In North American history, a rendezvous was a larger meeting held typically once per year in the wilderness. All types included a major transfer of furs and goods to be traded for furs. Variations included a mix of other types of trading, business transactions, and revelry.

ANPR began at a rendezvous. In 1977, 33 rangers met in Jackson Hole, Wyoming, after a busy summer season; to continue or renew relationships, tell stories and celebrate their efforts and profession and engage in some revelry. They agreed to meet again the following year and invite additional rangers.

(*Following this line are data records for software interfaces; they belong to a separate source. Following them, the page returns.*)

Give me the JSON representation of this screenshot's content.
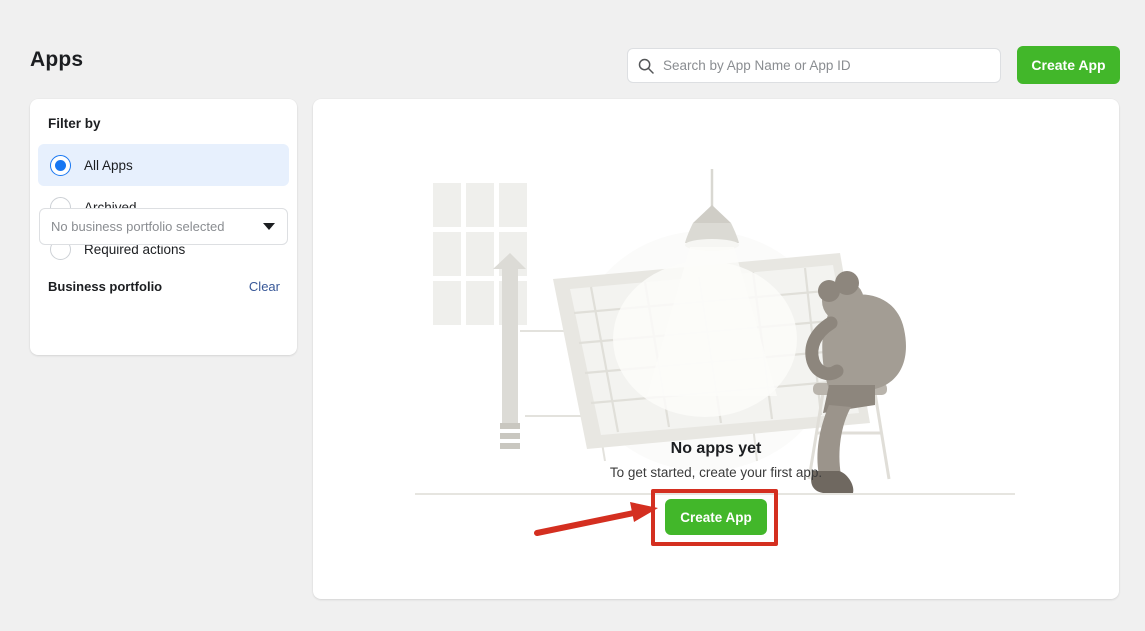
{
  "header": {
    "title": "Apps",
    "search": {
      "placeholder": "Search by App Name or App ID",
      "value": "",
      "icon": "search-icon"
    },
    "create_app_label": "Create App"
  },
  "sidebar": {
    "filter_title": "Filter by",
    "filters": [
      {
        "label": "All Apps",
        "selected": true
      },
      {
        "label": "Archived",
        "selected": false
      },
      {
        "label": "Required actions",
        "selected": false
      }
    ],
    "portfolio": {
      "title": "Business portfolio",
      "clear_label": "Clear",
      "selected_value": "No business portfolio selected",
      "caret_icon": "chevron-down-icon"
    }
  },
  "main": {
    "empty_state": {
      "illustration": "person-at-drafting-board-illustration",
      "title": "No apps yet",
      "subtitle": "To get started, create your first app.",
      "create_app_label": "Create App"
    }
  },
  "annotation": {
    "highlight_box": "red-rectangle-around-create-app",
    "arrow": "red-arrow-pointing-to-create-app"
  },
  "colors": {
    "page_background": "#f0f0f0",
    "card_background": "#ffffff",
    "accent_green": "#42b72a",
    "accent_blue": "#1877f2",
    "link_blue": "#385898",
    "selected_row": "#e7f0fd",
    "annotation_red": "#d42f20",
    "text_primary": "#1c1e21",
    "text_muted": "#8a8d91"
  }
}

At that meeting, in Estes Park, Colorado, the group (having then grown to 78) decided to form an “association of national park rangers.”



Since then, the ANPR Rendezvous has been held annually in various parts of the country, usually somewhere close to (but never in) at least one unit of the National Park Service.

Today’s Ranger Rendezvous generally consists of some pre-conference training, several days of presentations of interest, exhibitors, raffles and auctions, business meetings, field trips to nearby parks or other recreational opportunities, and the ever-present hospitality room.

The Ranger Rendezvous is managed by ANPR volunteers, who determine the venue, develop the agenda, arrange for the speakers and exhibitors and manage the logistics of the meeting.